▼▼▼

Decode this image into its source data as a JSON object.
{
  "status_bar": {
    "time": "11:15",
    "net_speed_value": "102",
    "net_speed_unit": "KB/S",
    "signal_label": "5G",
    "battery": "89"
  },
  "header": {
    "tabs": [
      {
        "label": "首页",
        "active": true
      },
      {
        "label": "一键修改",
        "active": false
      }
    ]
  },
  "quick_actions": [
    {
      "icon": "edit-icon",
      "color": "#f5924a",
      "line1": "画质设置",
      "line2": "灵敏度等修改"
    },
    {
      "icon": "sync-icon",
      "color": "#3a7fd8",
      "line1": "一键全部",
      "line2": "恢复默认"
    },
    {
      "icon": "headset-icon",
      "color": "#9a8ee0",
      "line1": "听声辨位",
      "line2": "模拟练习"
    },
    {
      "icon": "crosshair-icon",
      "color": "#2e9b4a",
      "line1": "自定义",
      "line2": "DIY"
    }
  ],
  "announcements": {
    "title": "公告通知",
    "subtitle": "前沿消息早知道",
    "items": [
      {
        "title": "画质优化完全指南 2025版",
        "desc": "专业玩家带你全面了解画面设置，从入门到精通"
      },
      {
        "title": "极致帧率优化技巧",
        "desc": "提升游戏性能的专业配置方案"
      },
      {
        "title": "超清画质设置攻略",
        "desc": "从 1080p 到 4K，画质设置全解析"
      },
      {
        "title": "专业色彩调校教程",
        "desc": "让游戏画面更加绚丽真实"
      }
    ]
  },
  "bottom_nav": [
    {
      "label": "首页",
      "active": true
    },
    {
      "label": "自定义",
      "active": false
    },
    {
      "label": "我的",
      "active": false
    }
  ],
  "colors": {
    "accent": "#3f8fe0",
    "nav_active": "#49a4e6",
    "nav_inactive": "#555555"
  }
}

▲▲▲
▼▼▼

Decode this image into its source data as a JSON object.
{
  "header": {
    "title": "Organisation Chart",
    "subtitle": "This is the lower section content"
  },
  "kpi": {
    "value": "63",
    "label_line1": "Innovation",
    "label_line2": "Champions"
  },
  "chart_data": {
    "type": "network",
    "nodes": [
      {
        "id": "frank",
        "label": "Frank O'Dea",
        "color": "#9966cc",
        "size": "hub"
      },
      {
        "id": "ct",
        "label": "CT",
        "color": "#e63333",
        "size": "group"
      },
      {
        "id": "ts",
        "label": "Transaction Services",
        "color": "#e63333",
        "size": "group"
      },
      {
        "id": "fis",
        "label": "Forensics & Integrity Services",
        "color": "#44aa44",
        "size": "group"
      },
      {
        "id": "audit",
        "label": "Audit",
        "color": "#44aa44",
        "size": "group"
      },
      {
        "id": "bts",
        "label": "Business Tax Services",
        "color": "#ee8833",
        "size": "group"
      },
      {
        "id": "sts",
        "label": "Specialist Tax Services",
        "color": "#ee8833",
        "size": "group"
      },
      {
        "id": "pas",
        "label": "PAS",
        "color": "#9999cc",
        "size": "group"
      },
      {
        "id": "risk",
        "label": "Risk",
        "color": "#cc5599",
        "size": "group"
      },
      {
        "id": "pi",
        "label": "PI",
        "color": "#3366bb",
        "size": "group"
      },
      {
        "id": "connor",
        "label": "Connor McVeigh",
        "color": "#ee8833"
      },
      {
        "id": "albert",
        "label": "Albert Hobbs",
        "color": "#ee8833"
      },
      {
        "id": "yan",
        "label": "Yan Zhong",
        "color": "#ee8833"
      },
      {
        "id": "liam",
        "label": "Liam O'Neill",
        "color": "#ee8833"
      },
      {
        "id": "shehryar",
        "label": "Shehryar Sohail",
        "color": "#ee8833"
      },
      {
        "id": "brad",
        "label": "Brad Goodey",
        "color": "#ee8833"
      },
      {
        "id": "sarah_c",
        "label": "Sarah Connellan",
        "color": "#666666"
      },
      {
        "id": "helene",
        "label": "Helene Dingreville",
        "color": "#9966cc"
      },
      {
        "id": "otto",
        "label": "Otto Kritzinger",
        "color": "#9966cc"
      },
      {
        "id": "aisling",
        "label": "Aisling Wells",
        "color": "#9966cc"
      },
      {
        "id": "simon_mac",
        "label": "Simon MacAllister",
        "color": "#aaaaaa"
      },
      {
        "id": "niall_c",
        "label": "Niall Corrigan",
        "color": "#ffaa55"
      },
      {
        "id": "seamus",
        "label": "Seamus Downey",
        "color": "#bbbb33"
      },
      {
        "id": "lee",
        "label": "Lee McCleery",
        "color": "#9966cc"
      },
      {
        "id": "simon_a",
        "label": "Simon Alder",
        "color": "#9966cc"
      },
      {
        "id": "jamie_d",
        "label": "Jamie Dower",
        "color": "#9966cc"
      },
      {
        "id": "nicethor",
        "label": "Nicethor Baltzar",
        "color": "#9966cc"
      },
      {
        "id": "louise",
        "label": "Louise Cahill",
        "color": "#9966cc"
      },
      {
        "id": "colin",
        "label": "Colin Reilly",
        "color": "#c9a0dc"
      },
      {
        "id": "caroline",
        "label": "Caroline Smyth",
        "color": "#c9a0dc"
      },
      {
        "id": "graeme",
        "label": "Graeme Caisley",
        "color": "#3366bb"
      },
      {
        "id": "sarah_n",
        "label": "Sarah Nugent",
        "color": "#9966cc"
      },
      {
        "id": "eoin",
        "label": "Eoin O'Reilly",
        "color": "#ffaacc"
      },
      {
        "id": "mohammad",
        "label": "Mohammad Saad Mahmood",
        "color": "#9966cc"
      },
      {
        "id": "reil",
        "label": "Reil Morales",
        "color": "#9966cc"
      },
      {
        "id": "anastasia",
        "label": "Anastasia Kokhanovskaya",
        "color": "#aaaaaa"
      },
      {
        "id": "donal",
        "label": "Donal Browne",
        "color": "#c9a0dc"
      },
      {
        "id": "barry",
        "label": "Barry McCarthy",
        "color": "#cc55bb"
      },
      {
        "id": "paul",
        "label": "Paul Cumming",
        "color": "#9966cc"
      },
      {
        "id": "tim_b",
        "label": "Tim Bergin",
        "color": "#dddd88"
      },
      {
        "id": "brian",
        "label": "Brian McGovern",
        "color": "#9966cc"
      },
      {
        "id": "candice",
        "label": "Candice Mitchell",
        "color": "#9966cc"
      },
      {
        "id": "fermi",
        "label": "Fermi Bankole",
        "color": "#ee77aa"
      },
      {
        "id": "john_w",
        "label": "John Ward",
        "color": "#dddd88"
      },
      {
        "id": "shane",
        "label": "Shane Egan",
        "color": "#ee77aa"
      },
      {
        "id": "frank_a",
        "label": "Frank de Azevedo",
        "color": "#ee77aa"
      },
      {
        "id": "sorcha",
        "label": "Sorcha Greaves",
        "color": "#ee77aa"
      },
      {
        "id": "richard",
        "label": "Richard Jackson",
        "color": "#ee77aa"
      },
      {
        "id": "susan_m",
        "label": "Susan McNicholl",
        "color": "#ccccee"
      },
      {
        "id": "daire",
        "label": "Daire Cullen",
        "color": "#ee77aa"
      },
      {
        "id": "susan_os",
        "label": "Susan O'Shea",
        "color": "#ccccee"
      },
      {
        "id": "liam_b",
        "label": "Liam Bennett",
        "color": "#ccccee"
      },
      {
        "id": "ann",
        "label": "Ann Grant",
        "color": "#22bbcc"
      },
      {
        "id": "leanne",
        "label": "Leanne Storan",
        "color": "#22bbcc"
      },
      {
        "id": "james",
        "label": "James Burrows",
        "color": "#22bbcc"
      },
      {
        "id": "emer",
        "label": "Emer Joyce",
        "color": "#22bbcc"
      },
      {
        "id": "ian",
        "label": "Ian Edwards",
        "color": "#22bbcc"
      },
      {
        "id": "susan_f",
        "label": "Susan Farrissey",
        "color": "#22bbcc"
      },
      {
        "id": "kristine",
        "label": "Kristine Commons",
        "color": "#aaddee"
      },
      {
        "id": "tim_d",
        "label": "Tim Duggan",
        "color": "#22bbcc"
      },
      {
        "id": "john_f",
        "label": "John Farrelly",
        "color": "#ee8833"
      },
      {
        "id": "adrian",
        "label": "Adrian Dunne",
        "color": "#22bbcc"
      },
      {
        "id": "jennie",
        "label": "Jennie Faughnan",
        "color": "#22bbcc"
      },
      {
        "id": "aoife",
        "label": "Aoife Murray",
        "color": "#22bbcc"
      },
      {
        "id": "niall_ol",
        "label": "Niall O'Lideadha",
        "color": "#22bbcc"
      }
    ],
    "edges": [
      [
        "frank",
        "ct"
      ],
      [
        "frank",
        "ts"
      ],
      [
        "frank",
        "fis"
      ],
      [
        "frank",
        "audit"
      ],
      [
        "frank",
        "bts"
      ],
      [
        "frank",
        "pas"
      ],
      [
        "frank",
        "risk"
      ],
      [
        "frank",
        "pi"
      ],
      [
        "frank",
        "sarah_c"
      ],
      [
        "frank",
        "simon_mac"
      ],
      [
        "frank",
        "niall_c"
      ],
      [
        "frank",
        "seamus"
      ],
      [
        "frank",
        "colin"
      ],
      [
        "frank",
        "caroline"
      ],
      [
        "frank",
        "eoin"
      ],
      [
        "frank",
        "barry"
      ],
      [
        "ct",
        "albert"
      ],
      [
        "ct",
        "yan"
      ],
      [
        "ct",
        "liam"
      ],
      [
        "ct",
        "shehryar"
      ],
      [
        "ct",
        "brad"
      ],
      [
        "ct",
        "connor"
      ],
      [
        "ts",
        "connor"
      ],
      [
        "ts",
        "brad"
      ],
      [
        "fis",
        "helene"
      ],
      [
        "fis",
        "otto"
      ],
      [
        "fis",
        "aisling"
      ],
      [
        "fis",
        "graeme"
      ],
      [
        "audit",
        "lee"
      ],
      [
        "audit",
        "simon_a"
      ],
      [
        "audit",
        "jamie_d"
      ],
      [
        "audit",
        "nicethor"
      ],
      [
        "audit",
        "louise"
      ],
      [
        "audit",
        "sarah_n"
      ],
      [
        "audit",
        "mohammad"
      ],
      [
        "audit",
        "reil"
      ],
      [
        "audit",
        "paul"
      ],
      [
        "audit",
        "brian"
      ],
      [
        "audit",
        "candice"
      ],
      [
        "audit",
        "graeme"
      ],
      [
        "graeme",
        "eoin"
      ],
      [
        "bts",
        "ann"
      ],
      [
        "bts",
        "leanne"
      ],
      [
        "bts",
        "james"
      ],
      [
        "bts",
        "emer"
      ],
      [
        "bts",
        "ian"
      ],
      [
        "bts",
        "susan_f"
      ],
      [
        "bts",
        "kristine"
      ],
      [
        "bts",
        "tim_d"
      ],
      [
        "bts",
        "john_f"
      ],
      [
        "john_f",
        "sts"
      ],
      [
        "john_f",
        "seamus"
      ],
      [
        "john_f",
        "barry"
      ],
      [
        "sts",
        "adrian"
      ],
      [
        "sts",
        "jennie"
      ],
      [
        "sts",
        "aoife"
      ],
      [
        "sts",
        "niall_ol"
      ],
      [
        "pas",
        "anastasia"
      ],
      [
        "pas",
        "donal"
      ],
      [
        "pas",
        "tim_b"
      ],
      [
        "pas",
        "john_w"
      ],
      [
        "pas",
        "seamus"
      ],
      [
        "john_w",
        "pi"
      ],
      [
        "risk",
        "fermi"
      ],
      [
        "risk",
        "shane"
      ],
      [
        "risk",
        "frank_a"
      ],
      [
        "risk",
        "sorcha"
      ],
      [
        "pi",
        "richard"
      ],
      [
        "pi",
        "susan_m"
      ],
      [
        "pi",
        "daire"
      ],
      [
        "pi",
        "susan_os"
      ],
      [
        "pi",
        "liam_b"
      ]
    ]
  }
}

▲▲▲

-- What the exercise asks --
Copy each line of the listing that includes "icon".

-- Answer space --
      "icon": "edit-icon",
      "icon": "sync-icon",
      "icon": "headset-icon",
      "icon": "crosshair-icon",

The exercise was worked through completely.